### TASK BRIEF
Could you restate the data word for word?

### DATA FOR THE TASK

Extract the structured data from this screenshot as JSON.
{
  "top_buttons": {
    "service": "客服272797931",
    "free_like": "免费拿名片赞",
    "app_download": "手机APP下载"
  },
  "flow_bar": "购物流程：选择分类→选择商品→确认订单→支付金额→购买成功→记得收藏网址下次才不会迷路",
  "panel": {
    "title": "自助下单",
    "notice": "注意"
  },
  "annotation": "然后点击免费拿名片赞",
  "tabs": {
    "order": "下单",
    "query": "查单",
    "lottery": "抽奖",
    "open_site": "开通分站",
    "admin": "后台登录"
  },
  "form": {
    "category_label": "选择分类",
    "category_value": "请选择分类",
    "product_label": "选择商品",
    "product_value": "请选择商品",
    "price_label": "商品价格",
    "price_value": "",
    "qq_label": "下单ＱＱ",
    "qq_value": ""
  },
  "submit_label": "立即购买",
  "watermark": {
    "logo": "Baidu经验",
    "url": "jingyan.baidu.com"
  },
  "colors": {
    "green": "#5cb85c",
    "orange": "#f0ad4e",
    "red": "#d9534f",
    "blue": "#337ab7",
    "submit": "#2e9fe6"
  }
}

### SOLUTION TO THIS EXERCISE
Extract the structured data from this screenshot as JSON.
{
  "top_buttons": {
    "service": "客服272797931",
    "free_like": "免费拿名片赞",
    "app_download": "手机APP下载"
  },
  "flow_bar": "购物流程：选择分类→选择商品→确认订单→支付金额→购买成功→记得收藏网址下次才不会迷路",
  "panel": {
    "title": "自助下单",
    "notice": "注意"
  },
  "annotation": "然后点击免费拿名片赞",
  "tabs": {
    "order": "下单",
    "query": "查单",
    "lottery": "抽奖",
    "open_site": "开通分站",
    "admin": "后台登录"
  },
  "form": {
    "category_label": "选择分类",
    "category_value": "请选择分类",
    "product_label": "选择商品",
    "product_value": "请选择商品",
    "price_label": "商品价格",
    "price_value": "",
    "qq_label": "下单ＱＱ",
    "qq_value": ""
  },
  "submit_label": "立即购买",
  "watermark": {
    "logo": "Baidu经验",
    "url": "jingyan.baidu.com"
  },
  "colors": {
    "green": "#5cb85c",
    "orange": "#f0ad4e",
    "red": "#d9534f",
    "blue": "#337ab7",
    "submit": "#2e9fe6"
  }
}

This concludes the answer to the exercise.